Hormones affect the length of the hair cycle and the division activity of the hair follicles.

As early as 20 years of age, the production of growth hormone HGH (human growth hormone) decreases. Every ten years this reduces further by 14% and this affects hair regrowth.

The enzyme 5-alpha-reductase

The male sex hormone testosterone is converted by the enzyme 5-alpha-reductase into dihydrotestosterone (DHT).  DHT damages and weakens the hair roots. The enzyme 5-alpha-reductase exists in two types:

  • as 5-alpha-reductase I (5aR1) in the front part of the scalp

  • as 5-alpha-reductase II (5AR2) in the entire scalp

In people with an inherited hypersensitivity to DHT, the phase of hair growth (anagen) is shortened and results in a decrease in the length of hair. A bald man does not fewer hair follicles as a man with full hair growth, but because of the shortened growth phase the hair is barely visible. The scalp at the back and in the neck area is less sensitive to DHT generally.

Hair loss due to unbalanced and inadequate nutrition

Iron, zinc, sulfur and the vitamin B group care for healthy hair.


Women typically suffer diffuse hair loss and thinning hair

(often hormonal).

It starts on the top and crown of the scalp. Female hair loss rarely leads to baldness – as it can do for men.

Women generally experience temporary hair loss or thinning which can be due to hormonal changes such as pregnancy and the menopause, stress factors, medication, chronic disease, overuse of chemicals on the hair and environmental factors.

In women age-related hair loss usually occurs only after menopause. The production of female sex hormones is reduced and the hair follicle-damaging effect of dihydrotestosterone may come to the fore. Therefore, women can be affected also by hormonal hair loss as men after menopause. The previously healthy hair looks thin and lifeless.

More severe hair loss can result in female pattern baldness where there is a family history of female pattern baldness as well as some of the above mentioned causes. The reason for female pattern baldness is not fully understand.  In women the hair thins usually along the crest.

Diffuse hair loss

The different causes of diffuse hair loss

A hair loss of up to 100 hairs a day is considered normal. If the hair loss exceed this figure, there may be different causes – for example, pregnancy, taking certain medications and a poor diet.

Hair loss during pregnancy and after birth

Women often lose hair in the two to three months after childbirth (postpartum effluvium): This is because, during pregnancy, estrogen levels in the blood are very high. With the birth of a child this will drop sharply and may result in hair loss as the hair grows from the growth stage to the resting stage. Once the hormone levels return to normal, the hair loss should stop. Normally the pregnancy-related diffuse hair loss ends six months after the birth of a child.

Circular hair loss (alopecia areata)

When circular hair loss (alopecia areata) occurs – usually temporary – the loss of hair in a limited, usually circular or oval area with a diameter of two to 2.5 centimetres. Alopecia areata can occur regardless of age or gender. The cause of alopecia areata is unknown.

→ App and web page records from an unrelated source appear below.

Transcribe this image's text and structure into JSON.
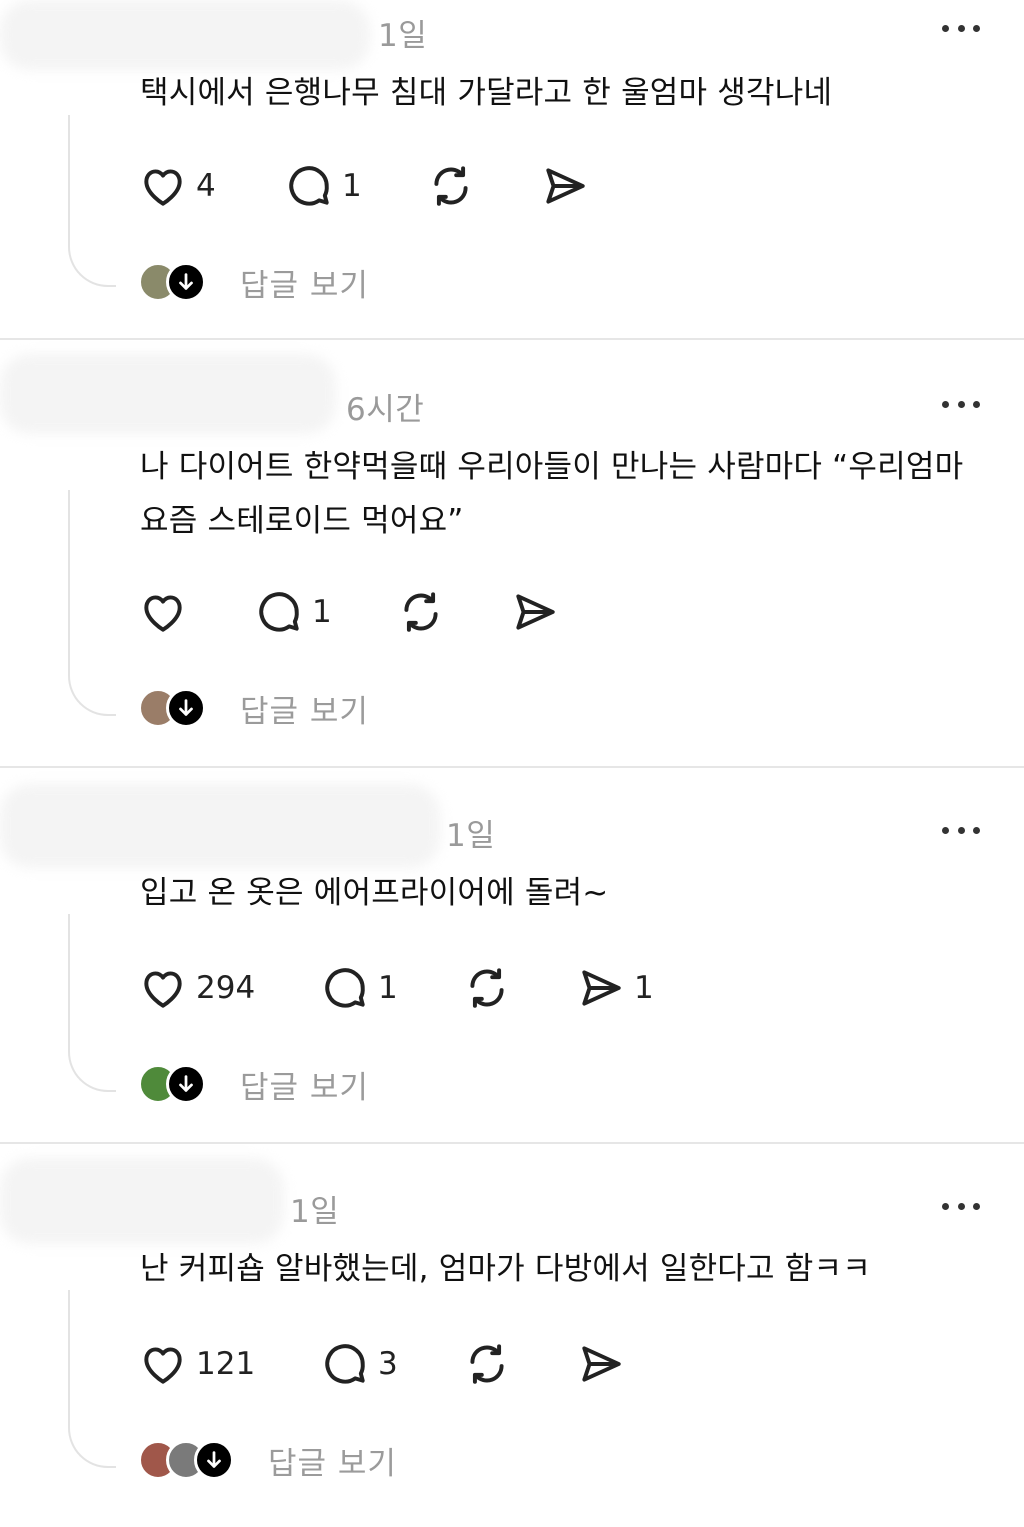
{
  "posts": [
    {
      "time": "1일",
      "text": "택시에서 은행나무 침대 가달라고 한 울엄마 생각나네",
      "likes": "4",
      "comments": "1",
      "shares": "",
      "reply_label": "답글 보기",
      "avatar_colors": [
        "#8a8a6a"
      ]
    },
    {
      "time": "6시간",
      "text": "나 다이어트 한약먹을때 우리아들이 만나는 사람마다 “우리엄마 요즘 스테로이드 먹어요”",
      "likes": "",
      "comments": "1",
      "shares": "",
      "reply_label": "답글 보기",
      "avatar_colors": [
        "#9a7d68"
      ]
    },
    {
      "time": "1일",
      "text": "입고 온 옷은 에어프라이어에 돌려~",
      "likes": "294",
      "comments": "1",
      "shares": "1",
      "reply_label": "답글 보기",
      "avatar_colors": [
        "#4f8a3a"
      ]
    },
    {
      "time": "1일",
      "text": "난 커피숍 알바했는데, 엄마가 다방에서 일한다고 함ㅋㅋ",
      "likes": "121",
      "comments": "3",
      "shares": "",
      "reply_label": "답글 보기",
      "avatar_colors": [
        "#a0574a",
        "#7a7a7a"
      ]
    }
  ],
  "icons": {
    "like": "heart-icon",
    "comment": "comment-bubble-icon",
    "repost": "repost-icon",
    "share": "send-icon",
    "more": "more-horizontal-icon",
    "reply_avatar": "download-arrow-icon"
  }
}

Doctors may recommend taking measures to help strengthen the immune system and reduce stress factors.  Once the body immunity has recovered, and the hair will grow back.

Hair loss caused by the misapplication of cosmetic products

Many cosmetic products contain synthetic substances which may cause irritation or allergic reactions of the scalp. The misapplication of such products may disturb the balance of the scalp and may result in hair loss.

Hair loss due to taking medication

Some medications – for example, blood coagulation preparations, antidepressants, antihypertensive, the birth control pill or high doses of vitamin A – can damage the hair roots and lead to diffuse hair loss, especially with long-term use.

Hair loss due to unbalanced and inadequate nutrition

Iron, zinc, sulphur and vitamins of the B group care for healthy hair. People who do not have a balanced diet may experience hair loss.